The Collapsed As-Built Windows Schedule Analysis (AACE® International Recommended Practice 29R-03, Method Implementation Protocol 3.9) is a modeled, subtractive, multiple-base method. It is a retrospective CPM schedule analysis which is typically used to prove entitlement for compensable delay and assess concurrency of delay within a window of time. The analysis simulates the as-built conditions within a schedule window and then delays are removed from the CPM model. If the forecasted project finish date “collapses” but-for or absent compensable delays, then entitlement for compensable time-related costs can be demonstrated.
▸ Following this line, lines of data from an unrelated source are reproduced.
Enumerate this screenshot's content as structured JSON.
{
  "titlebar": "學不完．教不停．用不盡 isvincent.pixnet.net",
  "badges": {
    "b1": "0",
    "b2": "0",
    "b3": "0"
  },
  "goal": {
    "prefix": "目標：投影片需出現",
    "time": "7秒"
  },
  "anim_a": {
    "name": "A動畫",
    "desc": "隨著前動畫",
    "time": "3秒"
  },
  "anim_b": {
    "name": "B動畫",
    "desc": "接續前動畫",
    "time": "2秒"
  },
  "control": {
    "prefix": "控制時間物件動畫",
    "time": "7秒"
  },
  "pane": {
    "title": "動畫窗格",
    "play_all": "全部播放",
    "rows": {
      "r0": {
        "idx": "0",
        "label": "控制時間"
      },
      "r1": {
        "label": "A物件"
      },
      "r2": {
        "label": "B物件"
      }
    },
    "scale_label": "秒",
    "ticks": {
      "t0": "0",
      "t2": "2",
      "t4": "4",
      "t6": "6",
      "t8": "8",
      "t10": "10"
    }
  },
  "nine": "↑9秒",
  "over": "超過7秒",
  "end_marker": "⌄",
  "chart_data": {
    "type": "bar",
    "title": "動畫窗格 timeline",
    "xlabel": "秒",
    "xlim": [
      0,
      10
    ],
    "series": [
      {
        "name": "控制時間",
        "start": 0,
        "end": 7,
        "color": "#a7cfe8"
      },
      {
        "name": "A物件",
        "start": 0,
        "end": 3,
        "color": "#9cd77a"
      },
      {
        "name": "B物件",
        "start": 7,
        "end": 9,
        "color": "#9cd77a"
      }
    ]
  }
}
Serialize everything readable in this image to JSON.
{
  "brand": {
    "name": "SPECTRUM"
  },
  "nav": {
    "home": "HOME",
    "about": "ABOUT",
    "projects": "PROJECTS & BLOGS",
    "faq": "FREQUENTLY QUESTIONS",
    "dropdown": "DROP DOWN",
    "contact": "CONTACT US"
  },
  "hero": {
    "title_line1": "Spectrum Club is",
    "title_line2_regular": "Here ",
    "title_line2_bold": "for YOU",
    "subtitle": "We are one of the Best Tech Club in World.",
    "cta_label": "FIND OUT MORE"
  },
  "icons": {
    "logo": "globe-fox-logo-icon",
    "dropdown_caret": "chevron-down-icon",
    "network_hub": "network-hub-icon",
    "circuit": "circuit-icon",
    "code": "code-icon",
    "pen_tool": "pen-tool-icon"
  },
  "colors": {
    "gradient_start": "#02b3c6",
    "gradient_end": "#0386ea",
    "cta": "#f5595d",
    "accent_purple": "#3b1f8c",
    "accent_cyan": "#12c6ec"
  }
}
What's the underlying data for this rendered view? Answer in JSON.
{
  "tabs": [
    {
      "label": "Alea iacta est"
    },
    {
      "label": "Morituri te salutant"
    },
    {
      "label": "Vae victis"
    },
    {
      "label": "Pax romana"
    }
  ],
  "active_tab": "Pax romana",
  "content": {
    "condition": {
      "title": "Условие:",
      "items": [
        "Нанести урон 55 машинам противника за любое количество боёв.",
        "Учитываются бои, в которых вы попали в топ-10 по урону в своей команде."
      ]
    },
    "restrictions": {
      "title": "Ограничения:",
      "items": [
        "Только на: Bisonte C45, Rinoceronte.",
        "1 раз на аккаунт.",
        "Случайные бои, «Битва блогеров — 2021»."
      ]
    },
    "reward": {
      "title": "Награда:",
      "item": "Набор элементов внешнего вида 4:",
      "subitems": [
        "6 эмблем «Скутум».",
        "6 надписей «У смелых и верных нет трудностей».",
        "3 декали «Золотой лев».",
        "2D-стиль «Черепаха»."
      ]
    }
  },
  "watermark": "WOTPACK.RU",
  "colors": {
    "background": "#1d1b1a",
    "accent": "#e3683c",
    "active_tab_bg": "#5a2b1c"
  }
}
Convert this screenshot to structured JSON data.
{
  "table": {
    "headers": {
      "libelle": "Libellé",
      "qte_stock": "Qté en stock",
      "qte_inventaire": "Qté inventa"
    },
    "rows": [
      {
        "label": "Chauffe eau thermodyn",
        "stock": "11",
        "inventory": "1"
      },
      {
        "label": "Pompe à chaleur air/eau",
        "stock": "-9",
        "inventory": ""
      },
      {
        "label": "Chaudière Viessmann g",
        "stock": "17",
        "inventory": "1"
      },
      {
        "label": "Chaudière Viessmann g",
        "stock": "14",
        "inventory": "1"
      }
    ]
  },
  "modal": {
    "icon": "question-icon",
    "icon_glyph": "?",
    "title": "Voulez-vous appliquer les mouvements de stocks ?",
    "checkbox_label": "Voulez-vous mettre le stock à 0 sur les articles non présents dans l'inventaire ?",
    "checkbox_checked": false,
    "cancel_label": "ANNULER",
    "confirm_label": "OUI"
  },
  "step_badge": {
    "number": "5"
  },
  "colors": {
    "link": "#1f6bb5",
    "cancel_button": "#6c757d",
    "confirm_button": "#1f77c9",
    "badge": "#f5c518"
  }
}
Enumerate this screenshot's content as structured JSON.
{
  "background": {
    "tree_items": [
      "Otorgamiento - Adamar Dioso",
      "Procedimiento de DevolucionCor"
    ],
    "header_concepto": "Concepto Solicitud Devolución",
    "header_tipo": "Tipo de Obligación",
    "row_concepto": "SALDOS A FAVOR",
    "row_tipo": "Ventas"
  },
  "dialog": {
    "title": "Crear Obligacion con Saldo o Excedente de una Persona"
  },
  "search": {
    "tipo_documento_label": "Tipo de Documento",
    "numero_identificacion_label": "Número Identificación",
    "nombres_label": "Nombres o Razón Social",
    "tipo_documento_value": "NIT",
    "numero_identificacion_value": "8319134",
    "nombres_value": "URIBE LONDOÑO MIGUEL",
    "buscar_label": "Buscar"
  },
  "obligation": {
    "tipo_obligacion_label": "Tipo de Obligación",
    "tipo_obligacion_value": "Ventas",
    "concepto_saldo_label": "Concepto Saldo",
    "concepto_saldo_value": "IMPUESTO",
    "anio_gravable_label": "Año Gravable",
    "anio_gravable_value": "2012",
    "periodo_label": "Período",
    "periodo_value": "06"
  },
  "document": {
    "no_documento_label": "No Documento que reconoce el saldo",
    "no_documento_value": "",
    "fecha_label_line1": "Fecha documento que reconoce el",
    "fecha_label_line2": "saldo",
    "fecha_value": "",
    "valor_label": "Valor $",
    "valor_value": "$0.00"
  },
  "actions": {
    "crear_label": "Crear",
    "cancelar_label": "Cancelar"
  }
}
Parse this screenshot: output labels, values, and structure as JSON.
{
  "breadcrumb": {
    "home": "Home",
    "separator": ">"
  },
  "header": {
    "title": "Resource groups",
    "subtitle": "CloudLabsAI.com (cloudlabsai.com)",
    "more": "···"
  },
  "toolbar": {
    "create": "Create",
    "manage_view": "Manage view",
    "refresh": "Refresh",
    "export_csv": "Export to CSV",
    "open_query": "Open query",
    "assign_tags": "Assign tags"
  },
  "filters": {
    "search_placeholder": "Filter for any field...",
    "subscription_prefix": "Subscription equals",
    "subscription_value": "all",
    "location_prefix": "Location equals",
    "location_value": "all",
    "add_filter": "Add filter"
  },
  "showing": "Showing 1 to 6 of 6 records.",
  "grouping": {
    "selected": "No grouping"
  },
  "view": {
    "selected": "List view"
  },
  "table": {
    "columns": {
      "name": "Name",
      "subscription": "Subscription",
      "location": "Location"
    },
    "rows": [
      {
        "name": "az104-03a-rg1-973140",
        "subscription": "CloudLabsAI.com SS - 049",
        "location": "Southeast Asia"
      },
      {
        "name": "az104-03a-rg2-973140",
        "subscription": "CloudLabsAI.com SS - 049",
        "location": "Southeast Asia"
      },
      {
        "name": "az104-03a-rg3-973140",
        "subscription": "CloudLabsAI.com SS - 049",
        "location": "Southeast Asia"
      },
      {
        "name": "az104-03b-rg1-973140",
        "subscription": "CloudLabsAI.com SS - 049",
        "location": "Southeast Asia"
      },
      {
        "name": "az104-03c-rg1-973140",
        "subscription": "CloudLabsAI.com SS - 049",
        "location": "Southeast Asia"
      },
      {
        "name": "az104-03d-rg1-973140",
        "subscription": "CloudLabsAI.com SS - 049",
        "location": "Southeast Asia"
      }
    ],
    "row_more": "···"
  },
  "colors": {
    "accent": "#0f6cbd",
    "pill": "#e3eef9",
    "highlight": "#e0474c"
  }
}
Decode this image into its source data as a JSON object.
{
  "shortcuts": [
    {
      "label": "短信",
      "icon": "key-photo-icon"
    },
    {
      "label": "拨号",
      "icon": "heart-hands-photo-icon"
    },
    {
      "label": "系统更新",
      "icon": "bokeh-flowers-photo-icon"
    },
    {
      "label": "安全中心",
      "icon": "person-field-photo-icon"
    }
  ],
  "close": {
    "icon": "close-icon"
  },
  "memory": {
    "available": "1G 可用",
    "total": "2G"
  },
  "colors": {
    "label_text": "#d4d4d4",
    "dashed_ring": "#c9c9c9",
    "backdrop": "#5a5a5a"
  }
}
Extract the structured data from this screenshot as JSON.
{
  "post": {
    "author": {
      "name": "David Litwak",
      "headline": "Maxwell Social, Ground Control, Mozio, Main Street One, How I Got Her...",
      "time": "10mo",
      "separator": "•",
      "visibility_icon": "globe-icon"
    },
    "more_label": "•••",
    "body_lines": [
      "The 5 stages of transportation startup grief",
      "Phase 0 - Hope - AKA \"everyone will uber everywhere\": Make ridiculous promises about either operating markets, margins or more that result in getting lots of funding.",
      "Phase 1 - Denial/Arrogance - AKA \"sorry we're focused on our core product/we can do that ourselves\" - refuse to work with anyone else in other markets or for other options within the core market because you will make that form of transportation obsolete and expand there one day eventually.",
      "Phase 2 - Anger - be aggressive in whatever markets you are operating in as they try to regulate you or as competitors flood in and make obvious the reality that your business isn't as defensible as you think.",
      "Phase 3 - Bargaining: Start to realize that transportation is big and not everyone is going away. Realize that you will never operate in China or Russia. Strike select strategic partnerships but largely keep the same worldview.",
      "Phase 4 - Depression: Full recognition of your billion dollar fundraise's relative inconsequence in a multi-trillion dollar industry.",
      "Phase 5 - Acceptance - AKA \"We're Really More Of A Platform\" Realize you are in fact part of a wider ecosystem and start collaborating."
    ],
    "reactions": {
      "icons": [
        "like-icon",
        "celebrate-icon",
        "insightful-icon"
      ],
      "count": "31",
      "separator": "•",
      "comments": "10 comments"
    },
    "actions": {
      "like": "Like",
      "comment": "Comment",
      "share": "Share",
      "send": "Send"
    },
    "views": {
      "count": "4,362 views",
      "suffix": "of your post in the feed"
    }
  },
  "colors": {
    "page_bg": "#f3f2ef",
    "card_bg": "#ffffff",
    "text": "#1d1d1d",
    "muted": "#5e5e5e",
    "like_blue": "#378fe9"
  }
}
This article addresses the usage of the Collapsed As-Built Windows protocol and the advantages and disadvantages of the methodology.
Commonly called "flat roofs," most commercial buildings are actually clad with roof systems that provide about 1/8 to ¼ inch per foot of positive drainage. These roof systems are constructed differently than most steep-slope roof coverings and are typically watertight rather than water-shedding assemblies.
Every spring and throughout the summer, much of the U.S. is subjected to thunderstorms that produce damaging hail. Property damage can manifest in several forms: broken windows, damaged roof top equipment, and roof damage. With a residential roof replacement starting at several thousand dollars and a commercial roof at tens of thousands, functional roof damage is probably the largest expense exposure for most buildings.
A crane collapse onto an electrical switchyard building causing a complete shut down of an oil refinery plant. The refinery company hired a large well known management company to manage and supervise the lifting of heat exchangers for maintenance, repair and replacement. The management company retained the services of a lifting contractor.
During a recent conversation with a friend who had purchased a small construction company he mentioned in passing that one of his employees had injured his ankle on the job but didn't report it to his work comp carrier as it was a minor incident, no days off work, didn't want his rates to go up, why bother. All is good. Right?
You have a shiny new building with a shiny new crane and everything looks great. For some reason, though, the crane won't clear the building columns, even though the contractor and the crane manufacturer are saying everything is to spec and it's not their problem. Common sense says somebody is wrong and that somebody should have to pay (because it's going to cost a bundle).